╔══

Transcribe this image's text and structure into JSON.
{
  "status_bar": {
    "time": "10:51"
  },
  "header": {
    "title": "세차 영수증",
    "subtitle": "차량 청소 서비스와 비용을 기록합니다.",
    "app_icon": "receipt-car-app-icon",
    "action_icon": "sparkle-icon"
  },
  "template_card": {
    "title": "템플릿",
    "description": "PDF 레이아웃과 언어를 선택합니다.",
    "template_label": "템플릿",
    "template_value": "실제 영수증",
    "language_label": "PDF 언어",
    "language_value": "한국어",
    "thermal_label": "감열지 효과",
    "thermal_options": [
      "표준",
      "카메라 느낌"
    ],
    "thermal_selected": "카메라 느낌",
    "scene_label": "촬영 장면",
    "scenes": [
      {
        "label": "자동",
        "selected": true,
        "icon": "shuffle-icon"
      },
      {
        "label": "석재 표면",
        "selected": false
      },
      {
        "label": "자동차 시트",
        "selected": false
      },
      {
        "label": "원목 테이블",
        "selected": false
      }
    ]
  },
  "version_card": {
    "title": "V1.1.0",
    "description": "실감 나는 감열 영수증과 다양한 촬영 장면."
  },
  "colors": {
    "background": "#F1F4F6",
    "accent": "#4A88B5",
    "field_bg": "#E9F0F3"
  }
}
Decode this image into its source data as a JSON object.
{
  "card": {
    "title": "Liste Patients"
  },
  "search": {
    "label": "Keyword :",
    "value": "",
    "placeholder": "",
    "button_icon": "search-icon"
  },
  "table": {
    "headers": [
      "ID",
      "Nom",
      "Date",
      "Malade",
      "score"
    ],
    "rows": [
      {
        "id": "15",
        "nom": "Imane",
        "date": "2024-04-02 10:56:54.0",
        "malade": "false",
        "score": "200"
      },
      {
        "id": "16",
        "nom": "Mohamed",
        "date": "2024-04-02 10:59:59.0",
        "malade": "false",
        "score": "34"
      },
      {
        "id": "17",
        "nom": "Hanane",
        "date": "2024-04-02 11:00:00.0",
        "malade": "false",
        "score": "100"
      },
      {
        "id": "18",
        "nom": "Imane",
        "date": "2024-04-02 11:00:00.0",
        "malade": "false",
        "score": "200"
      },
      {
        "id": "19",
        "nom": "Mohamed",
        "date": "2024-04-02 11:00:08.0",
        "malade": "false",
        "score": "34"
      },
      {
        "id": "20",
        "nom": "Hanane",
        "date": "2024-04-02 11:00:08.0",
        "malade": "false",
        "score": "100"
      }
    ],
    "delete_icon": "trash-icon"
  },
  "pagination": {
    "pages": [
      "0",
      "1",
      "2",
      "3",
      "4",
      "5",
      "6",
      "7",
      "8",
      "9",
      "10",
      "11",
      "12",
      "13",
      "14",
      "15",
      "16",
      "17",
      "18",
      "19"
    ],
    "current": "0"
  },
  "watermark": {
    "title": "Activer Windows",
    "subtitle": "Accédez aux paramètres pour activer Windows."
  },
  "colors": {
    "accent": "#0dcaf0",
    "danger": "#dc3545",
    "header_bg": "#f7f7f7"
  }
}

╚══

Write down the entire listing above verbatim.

Transcribe this image's text and structure into JSON.
{
  "status_bar": {
    "time": "10:51"
  },
  "header": {
    "title": "세차 영수증",
    "subtitle": "차량 청소 서비스와 비용을 기록합니다.",
    "app_icon": "receipt-car-app-icon",
    "action_icon": "sparkle-icon"
  },
  "template_card": {
    "title": "템플릿",
    "description": "PDF 레이아웃과 언어를 선택합니다.",
    "template_label": "템플릿",
    "template_value": "실제 영수증",
    "language_label": "PDF 언어",
    "language_value": "한국어",
    "thermal_label": "감열지 효과",
    "thermal_options": [
      "표준",
      "카메라 느낌"
    ],
    "thermal_selected": "카메라 느낌",
    "scene_label": "촬영 장면",
    "scenes": [
      {
        "label": "자동",
        "selected": true,
        "icon": "shuffle-icon"
      },
      {
        "label": "석재 표면",
        "selected": false
      },
      {
        "label": "자동차 시트",
        "selected": false
      },
      {
        "label": "원목 테이블",
        "selected": false
      }
    ]
  },
  "version_card": {
    "title": "V1.1.0",
    "description": "실감 나는 감열 영수증과 다양한 촬영 장면."
  },
  "colors": {
    "background": "#F1F4F6",
    "accent": "#4A88B5",
    "field_bg": "#E9F0F3"
  }
}
Decode this image into its source data as a JSON object.
{
  "card": {
    "title": "Liste Patients"
  },
  "search": {
    "label": "Keyword :",
    "value": "",
    "placeholder": "",
    "button_icon": "search-icon"
  },
  "table": {
    "headers": [
      "ID",
      "Nom",
      "Date",
      "Malade",
      "score"
    ],
    "rows": [
      {
        "id": "15",
        "nom": "Imane",
        "date": "2024-04-02 10:56:54.0",
        "malade": "false",
        "score": "200"
      },
      {
        "id": "16",
        "nom": "Mohamed",
        "date": "2024-04-02 10:59:59.0",
        "malade": "false",
        "score": "34"
      },
      {
        "id": "17",
        "nom": "Hanane",
        "date": "2024-04-02 11:00:00.0",
        "malade": "false",
        "score": "100"
      },
      {
        "id": "18",
        "nom": "Imane",
        "date": "2024-04-02 11:00:00.0",
        "malade": "false",
        "score": "200"
      },
      {
        "id": "19",
        "nom": "Mohamed",
        "date": "2024-04-02 11:00:08.0",
        "malade": "false",
        "score": "34"
      },
      {
        "id": "20",
        "nom": "Hanane",
        "date": "2024-04-02 11:00:08.0",
        "malade": "false",
        "score": "100"
      }
    ],
    "delete_icon": "trash-icon"
  },
  "pagination": {
    "pages": [
      "0",
      "1",
      "2",
      "3",
      "4",
      "5",
      "6",
      "7",
      "8",
      "9",
      "10",
      "11",
      "12",
      "13",
      "14",
      "15",
      "16",
      "17",
      "18",
      "19"
    ],
    "current": "0"
  },
  "watermark": {
    "title": "Activer Windows",
    "subtitle": "Accédez aux paramètres pour activer Windows."
  },
  "colors": {
    "accent": "#0dcaf0",
    "danger": "#dc3545",
    "header_bg": "#f7f7f7"
  }
}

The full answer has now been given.